--- WHAT THIS TASK INVOLVES ---
The output should be every line below, retyped exactly, with no images.

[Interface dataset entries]
———

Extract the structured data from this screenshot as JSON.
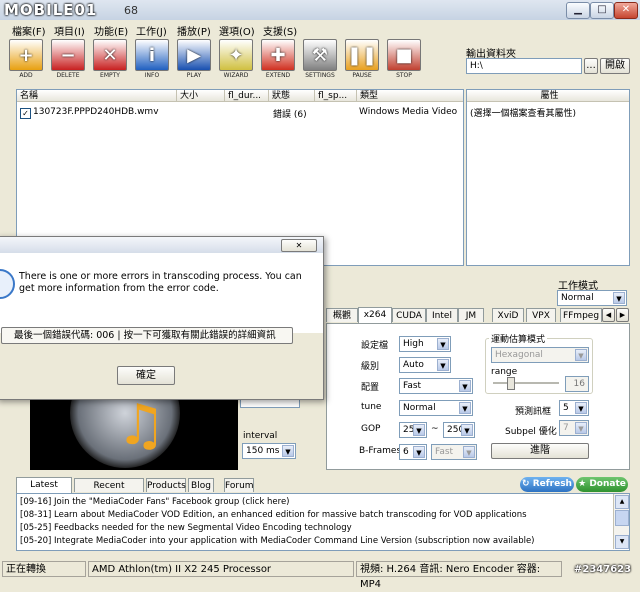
{
  "window": {
    "logo": "MOBILE01",
    "version_fragment": "68"
  },
  "menu": [
    "檔案(F)",
    "項目(I)",
    "功能(E)",
    "工作(J)",
    "播放(P)",
    "選項(O)",
    "支援(S)"
  ],
  "toolbar": [
    {
      "label": "ADD",
      "icon": "add-icon",
      "color": "#e8a010",
      "glyph": "+"
    },
    {
      "label": "DELETE",
      "icon": "delete-icon",
      "color": "#c82020",
      "glyph": "−"
    },
    {
      "label": "EMPTY",
      "icon": "empty-icon",
      "color": "#c82020",
      "glyph": "✕"
    },
    {
      "label": "INFO",
      "icon": "info-icon",
      "color": "#2060c0",
      "glyph": "i"
    },
    {
      "label": "PLAY",
      "icon": "play-icon",
      "color": "#1850b0",
      "glyph": "▶"
    },
    {
      "label": "WIZARD",
      "icon": "wizard-icon",
      "color": "#d0c040",
      "glyph": "✦"
    },
    {
      "label": "EXTEND",
      "icon": "extend-icon",
      "color": "#d03020",
      "glyph": "✚"
    },
    {
      "label": "SETTINGS",
      "icon": "settings-icon",
      "color": "#808080",
      "glyph": "⚒"
    },
    {
      "label": "PAUSE",
      "icon": "pause-icon",
      "color": "#e8a020",
      "glyph": "❚❚"
    },
    {
      "label": "STOP",
      "icon": "stop-icon",
      "color": "#c04030",
      "glyph": "■"
    }
  ],
  "output": {
    "label": "輸出資料夾",
    "path": "H:\\",
    "browse_label": "...",
    "open_label": "開啟"
  },
  "file_list": {
    "columns": [
      "名稱",
      "大小",
      "fl_dur...",
      "狀態",
      "fl_sp...",
      "類型"
    ],
    "rows": [
      {
        "name": "130723F.PPPD240HDB.wmv",
        "size": "",
        "duration": "",
        "status": "錯誤 (6)",
        "speed": "",
        "type": "Windows Media Video",
        "checked": "✓"
      }
    ]
  },
  "properties": {
    "header": "屬性",
    "text": "(選擇一個檔案查看其屬性)"
  },
  "work_mode": {
    "label": "工作模式",
    "value": "Normal"
  },
  "settings_tabs": [
    "概觀",
    "x264",
    "CUDA",
    "Intel",
    "JM",
    "XviD",
    "VPX",
    "FFmpeg"
  ],
  "x264": {
    "profile_label": "設定檔",
    "profile": "High",
    "level_label": "級別",
    "level": "Auto",
    "preset_label": "配置",
    "preset": "Fast",
    "tune_label": "tune",
    "tune": "Normal",
    "gop_label": "GOP",
    "gop_min": "25",
    "gop_sep": "~",
    "gop_max": "250",
    "bframes_label": "B-Frames",
    "bframes": "6",
    "bframes_mode": "Fast",
    "motion_label": "運動估算模式",
    "motion": "Hexagonal",
    "range_label": "range",
    "range_value": "16",
    "lookahead_label": "預測訊框",
    "lookahead": "5",
    "subpel_label": "Subpel 優化",
    "subpel": "7",
    "advanced_label": "進階"
  },
  "preview": {
    "interval_label": "interval",
    "interval": "150 ms"
  },
  "dialog": {
    "close_glyph": "✕",
    "message": "There is one or more errors in transcoding process. You can get more information from the error code.",
    "error_text": "最後一個錯誤代碼: 006 | 按一下可獲取有關此錯誤的詳細資訊",
    "ok_label": "確定"
  },
  "news": {
    "tabs": [
      "Latest News",
      "Recent Updates",
      "Products",
      "Blog",
      "Forum"
    ],
    "refresh_label": "Refresh",
    "donate_label": "Donate",
    "items": [
      "[09-16] Join the \"MediaCoder Fans\" Facebook group (click here)",
      "[08-31] Learn about MediaCoder VOD Edition, an enhanced edition for massive batch transcoding for VOD applications",
      "[05-25] Feedbacks needed for the new Segmental Video Encoding technology",
      "[05-20] Integrate MediaCoder into your application with MediaCoder Command Line Version (subscription now available)"
    ]
  },
  "statusbar": {
    "status": "正在轉換",
    "cpu": "AMD Athlon(tm) II X2 245 Processor",
    "codec": "視頻: H.264  音訊: Nero Encoder  容器: MP4",
    "watermark": "#2347623"
  }
}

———

--- RESULT FOR THIS TASK ---
Extract the structured data from this screenshot as JSON.
{
  "window": {
    "logo": "MOBILE01",
    "version_fragment": "68"
  },
  "menu": [
    "檔案(F)",
    "項目(I)",
    "功能(E)",
    "工作(J)",
    "播放(P)",
    "選項(O)",
    "支援(S)"
  ],
  "toolbar": [
    {
      "label": "ADD",
      "icon": "add-icon",
      "color": "#e8a010",
      "glyph": "+"
    },
    {
      "label": "DELETE",
      "icon": "delete-icon",
      "color": "#c82020",
      "glyph": "−"
    },
    {
      "label": "EMPTY",
      "icon": "empty-icon",
      "color": "#c82020",
      "glyph": "✕"
    },
    {
      "label": "INFO",
      "icon": "info-icon",
      "color": "#2060c0",
      "glyph": "i"
    },
    {
      "label": "PLAY",
      "icon": "play-icon",
      "color": "#1850b0",
      "glyph": "▶"
    },
    {
      "label": "WIZARD",
      "icon": "wizard-icon",
      "color": "#d0c040",
      "glyph": "✦"
    },
    {
      "label": "EXTEND",
      "icon": "extend-icon",
      "color": "#d03020",
      "glyph": "✚"
    },
    {
      "label": "SETTINGS",
      "icon": "settings-icon",
      "color": "#808080",
      "glyph": "⚒"
    },
    {
      "label": "PAUSE",
      "icon": "pause-icon",
      "color": "#e8a020",
      "glyph": "❚❚"
    },
    {
      "label": "STOP",
      "icon": "stop-icon",
      "color": "#c04030",
      "glyph": "■"
    }
  ],
  "output": {
    "label": "輸出資料夾",
    "path": "H:\\",
    "browse_label": "...",
    "open_label": "開啟"
  },
  "file_list": {
    "columns": [
      "名稱",
      "大小",
      "fl_dur...",
      "狀態",
      "fl_sp...",
      "類型"
    ],
    "rows": [
      {
        "name": "130723F.PPPD240HDB.wmv",
        "size": "",
        "duration": "",
        "status": "錯誤 (6)",
        "speed": "",
        "type": "Windows Media Video",
        "checked": "✓"
      }
    ]
  },
  "properties": {
    "header": "屬性",
    "text": "(選擇一個檔案查看其屬性)"
  },
  "work_mode": {
    "label": "工作模式",
    "value": "Normal"
  },
  "settings_tabs": [
    "概觀",
    "x264",
    "CUDA",
    "Intel",
    "JM",
    "XviD",
    "VPX",
    "FFmpeg"
  ],
  "x264": {
    "profile_label": "設定檔",
    "profile": "High",
    "level_label": "級別",
    "level": "Auto",
    "preset_label": "配置",
    "preset": "Fast",
    "tune_label": "tune",
    "tune": "Normal",
    "gop_label": "GOP",
    "gop_min": "25",
    "gop_sep": "~",
    "gop_max": "250",
    "bframes_label": "B-Frames",
    "bframes": "6",
    "bframes_mode": "Fast",
    "motion_label": "運動估算模式",
    "motion": "Hexagonal",
    "range_label": "range",
    "range_value": "16",
    "lookahead_label": "預測訊框",
    "lookahead": "5",
    "subpel_label": "Subpel 優化",
    "subpel": "7",
    "advanced_label": "進階"
  },
  "preview": {
    "interval_label": "interval",
    "interval": "150 ms"
  },
  "dialog": {
    "close_glyph": "✕",
    "message": "There is one or more errors in transcoding process. You can get more information from the error code.",
    "error_text": "最後一個錯誤代碼: 006 | 按一下可獲取有關此錯誤的詳細資訊",
    "ok_label": "確定"
  },
  "news": {
    "tabs": [
      "Latest News",
      "Recent Updates",
      "Products",
      "Blog",
      "Forum"
    ],
    "refresh_label": "Refresh",
    "donate_label": "Donate",
    "items": [
      "[09-16] Join the \"MediaCoder Fans\" Facebook group (click here)",
      "[08-31] Learn about MediaCoder VOD Edition, an enhanced edition for massive batch transcoding for VOD applications",
      "[05-25] Feedbacks needed for the new Segmental Video Encoding technology",
      "[05-20] Integrate MediaCoder into your application with MediaCoder Command Line Version (subscription now available)"
    ]
  },
  "statusbar": {
    "status": "正在轉換",
    "cpu": "AMD Athlon(tm) II X2 245 Processor",
    "codec": "視頻: H.264  音訊: Nero Encoder  容器: MP4",
    "watermark": "#2347623"
  }
}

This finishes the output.